» Black-footed ferrets are among America's rarest animals and have been on the endangered species list since 1967. They depend almost exclusively on prairie dogs for food and their burrows for shelter.
» Presumed extinct in 1979 when the last individuals from a South Dakota population died in captivity without successfully breeding.
» Two years later, a colony of 130 was discovered near Meeteetse, Wyo. Disease wiped out the wild population a few years later, but not before biologists had taken 18 into captivity. » Those ferrets formed a captive-breeding population that has produced more than 6,000 young. Omaha's Henry Doorly Zoo was one of the original breeding sites.
» About 200 ferrets are sent into the wild annually. Three thousand have been released over the last two decades.

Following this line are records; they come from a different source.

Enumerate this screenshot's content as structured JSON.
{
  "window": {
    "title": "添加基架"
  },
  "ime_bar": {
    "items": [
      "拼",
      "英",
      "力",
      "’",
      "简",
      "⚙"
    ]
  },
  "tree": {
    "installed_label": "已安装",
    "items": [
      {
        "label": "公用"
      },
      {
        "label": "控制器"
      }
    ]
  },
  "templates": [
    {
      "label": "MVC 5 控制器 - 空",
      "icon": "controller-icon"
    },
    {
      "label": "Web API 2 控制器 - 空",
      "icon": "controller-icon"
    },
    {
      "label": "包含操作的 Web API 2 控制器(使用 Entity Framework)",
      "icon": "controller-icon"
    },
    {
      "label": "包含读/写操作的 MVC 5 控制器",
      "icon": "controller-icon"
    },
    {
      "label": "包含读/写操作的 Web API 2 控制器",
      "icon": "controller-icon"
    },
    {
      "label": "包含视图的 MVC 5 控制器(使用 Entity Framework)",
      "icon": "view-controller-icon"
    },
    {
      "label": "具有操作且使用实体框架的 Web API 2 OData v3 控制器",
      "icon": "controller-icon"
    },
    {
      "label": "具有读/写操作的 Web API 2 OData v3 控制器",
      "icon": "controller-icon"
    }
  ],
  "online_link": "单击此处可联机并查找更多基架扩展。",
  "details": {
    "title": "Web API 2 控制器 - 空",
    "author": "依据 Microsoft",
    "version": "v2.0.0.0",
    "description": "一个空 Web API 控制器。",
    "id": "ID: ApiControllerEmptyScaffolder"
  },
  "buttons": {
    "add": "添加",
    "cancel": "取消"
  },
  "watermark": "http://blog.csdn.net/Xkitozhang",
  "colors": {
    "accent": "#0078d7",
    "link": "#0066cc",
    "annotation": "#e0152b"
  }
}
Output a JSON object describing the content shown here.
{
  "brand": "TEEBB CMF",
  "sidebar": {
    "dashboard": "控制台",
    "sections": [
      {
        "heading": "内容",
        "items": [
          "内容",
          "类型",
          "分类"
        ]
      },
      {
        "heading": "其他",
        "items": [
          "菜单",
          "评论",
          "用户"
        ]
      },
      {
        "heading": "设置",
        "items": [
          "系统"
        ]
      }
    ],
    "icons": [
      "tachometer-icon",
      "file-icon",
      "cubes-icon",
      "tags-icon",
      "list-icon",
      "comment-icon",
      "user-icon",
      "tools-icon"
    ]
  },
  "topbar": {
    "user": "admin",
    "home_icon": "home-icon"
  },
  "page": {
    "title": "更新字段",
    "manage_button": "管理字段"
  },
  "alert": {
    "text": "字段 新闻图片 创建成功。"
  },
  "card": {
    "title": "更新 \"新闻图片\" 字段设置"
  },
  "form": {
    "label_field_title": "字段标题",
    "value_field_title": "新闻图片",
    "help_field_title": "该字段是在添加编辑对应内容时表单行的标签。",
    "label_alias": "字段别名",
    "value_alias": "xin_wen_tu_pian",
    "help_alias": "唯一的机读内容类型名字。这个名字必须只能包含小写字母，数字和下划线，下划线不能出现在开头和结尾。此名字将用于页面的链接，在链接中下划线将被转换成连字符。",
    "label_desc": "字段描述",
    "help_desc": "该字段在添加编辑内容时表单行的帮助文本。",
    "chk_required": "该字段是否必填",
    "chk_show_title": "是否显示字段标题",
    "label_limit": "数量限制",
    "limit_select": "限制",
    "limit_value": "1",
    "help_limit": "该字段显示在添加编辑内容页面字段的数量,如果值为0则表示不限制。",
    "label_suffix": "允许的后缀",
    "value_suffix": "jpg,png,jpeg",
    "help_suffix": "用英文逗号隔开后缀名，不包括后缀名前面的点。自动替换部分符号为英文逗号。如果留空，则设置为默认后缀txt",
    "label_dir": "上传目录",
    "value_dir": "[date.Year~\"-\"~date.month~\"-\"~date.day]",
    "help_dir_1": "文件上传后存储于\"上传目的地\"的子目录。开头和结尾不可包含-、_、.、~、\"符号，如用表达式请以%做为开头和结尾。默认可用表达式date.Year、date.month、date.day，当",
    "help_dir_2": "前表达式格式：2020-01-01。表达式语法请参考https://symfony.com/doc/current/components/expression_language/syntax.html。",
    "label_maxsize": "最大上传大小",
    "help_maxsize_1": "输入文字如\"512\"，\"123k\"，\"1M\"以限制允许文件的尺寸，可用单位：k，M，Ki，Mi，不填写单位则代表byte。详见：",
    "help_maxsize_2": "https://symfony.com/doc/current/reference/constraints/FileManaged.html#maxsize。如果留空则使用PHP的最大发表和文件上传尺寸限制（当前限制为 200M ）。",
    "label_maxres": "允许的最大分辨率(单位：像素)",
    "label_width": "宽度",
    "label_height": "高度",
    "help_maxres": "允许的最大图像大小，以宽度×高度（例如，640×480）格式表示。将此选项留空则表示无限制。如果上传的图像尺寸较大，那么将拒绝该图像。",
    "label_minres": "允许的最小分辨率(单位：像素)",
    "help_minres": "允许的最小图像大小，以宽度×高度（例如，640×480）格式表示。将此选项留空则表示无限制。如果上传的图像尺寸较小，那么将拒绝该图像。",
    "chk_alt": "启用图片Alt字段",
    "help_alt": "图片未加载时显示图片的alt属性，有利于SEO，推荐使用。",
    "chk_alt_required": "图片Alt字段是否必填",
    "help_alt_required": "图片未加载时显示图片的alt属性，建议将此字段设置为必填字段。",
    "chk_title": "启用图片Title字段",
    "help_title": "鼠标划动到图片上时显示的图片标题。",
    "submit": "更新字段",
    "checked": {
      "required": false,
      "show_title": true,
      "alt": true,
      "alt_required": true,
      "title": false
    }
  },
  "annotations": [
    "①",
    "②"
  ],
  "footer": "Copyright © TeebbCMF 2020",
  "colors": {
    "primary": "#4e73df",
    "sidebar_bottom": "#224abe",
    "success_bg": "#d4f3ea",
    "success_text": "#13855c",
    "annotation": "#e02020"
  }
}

There are an estimated 500 to 1,000 ferrets in the wild.
» No ferrets have been reintroduced in Nebraska, where prairie dogs are public enemy No. 1 on many farms and ranches.
Source: U.S. Fish and Wildlife Service, World-Herald files